Material to process:
---
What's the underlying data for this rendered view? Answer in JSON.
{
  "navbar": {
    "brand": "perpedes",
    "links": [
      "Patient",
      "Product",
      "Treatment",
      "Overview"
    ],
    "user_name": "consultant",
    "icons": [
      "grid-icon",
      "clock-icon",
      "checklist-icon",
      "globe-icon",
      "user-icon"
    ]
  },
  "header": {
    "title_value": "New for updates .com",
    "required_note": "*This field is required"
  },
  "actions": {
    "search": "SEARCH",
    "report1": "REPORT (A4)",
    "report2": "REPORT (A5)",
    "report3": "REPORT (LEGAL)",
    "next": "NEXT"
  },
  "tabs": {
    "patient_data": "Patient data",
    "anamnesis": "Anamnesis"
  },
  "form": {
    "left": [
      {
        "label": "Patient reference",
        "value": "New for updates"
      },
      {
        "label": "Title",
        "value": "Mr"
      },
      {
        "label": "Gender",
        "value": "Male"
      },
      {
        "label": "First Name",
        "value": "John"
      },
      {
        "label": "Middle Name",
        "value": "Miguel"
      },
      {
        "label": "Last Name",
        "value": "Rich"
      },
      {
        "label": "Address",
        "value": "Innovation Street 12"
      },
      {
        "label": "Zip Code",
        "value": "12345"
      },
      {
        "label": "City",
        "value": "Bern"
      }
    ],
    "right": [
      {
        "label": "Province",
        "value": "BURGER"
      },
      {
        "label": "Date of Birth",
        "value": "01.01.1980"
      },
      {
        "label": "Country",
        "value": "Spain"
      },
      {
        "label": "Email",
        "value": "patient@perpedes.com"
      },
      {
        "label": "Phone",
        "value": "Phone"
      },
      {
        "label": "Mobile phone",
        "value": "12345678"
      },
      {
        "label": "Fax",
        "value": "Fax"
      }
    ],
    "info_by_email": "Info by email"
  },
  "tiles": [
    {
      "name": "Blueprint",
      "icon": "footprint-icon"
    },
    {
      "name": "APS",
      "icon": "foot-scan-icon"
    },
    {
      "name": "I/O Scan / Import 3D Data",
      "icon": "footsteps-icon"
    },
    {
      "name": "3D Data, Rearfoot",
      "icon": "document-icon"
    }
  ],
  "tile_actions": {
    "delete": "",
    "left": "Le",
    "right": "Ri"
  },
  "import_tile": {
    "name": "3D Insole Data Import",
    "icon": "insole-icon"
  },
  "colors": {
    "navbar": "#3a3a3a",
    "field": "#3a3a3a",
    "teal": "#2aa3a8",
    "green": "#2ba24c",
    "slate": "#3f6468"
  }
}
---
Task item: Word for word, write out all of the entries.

Solved exercise:
What's the underlying data for this rendered view? Answer in JSON.
{
  "navbar": {
    "brand": "perpedes",
    "links": [
      "Patient",
      "Product",
      "Treatment",
      "Overview"
    ],
    "user_name": "consultant",
    "icons": [
      "grid-icon",
      "clock-icon",
      "checklist-icon",
      "globe-icon",
      "user-icon"
    ]
  },
  "header": {
    "title_value": "New for updates .com",
    "required_note": "*This field is required"
  },
  "actions": {
    "search": "SEARCH",
    "report1": "REPORT (A4)",
    "report2": "REPORT (A5)",
    "report3": "REPORT (LEGAL)",
    "next": "NEXT"
  },
  "tabs": {
    "patient_data": "Patient data",
    "anamnesis": "Anamnesis"
  },
  "form": {
    "left": [
      {
        "label": "Patient reference",
        "value": "New for updates"
      },
      {
        "label": "Title",
        "value": "Mr"
      },
      {
        "label": "Gender",
        "value": "Male"
      },
      {
        "label": "First Name",
        "value": "John"
      },
      {
        "label": "Middle Name",
        "value": "Miguel"
      },
      {
        "label": "Last Name",
        "value": "Rich"
      },
      {
        "label": "Address",
        "value": "Innovation Street 12"
      },
      {
        "label": "Zip Code",
        "value": "12345"
      },
      {
        "label": "City",
        "value": "Bern"
      }
    ],
    "right": [
      {
        "label": "Province",
        "value": "BURGER"
      },
      {
        "label": "Date of Birth",
        "value": "01.01.1980"
      },
      {
        "label": "Country",
        "value": "Spain"
      },
      {
        "label": "Email",
        "value": "patient@perpedes.com"
      },
      {
        "label": "Phone",
        "value": "Phone"
      },
      {
        "label": "Mobile phone",
        "value": "12345678"
      },
      {
        "label": "Fax",
        "value": "Fax"
      }
    ],
    "info_by_email": "Info by email"
  },
  "tiles": [
    {
      "name": "Blueprint",
      "icon": "footprint-icon"
    },
    {
      "name": "APS",
      "icon": "foot-scan-icon"
    },
    {
      "name": "I/O Scan / Import 3D Data",
      "icon": "footsteps-icon"
    },
    {
      "name": "3D Data, Rearfoot",
      "icon": "document-icon"
    }
  ],
  "tile_actions": {
    "delete": "",
    "left": "Le",
    "right": "Ri"
  },
  "import_tile": {
    "name": "3D Insole Data Import",
    "icon": "insole-icon"
  },
  "colors": {
    "navbar": "#3a3a3a",
    "field": "#3a3a3a",
    "teal": "#2aa3a8",
    "green": "#2ba24c",
    "slate": "#3f6468"
  }
}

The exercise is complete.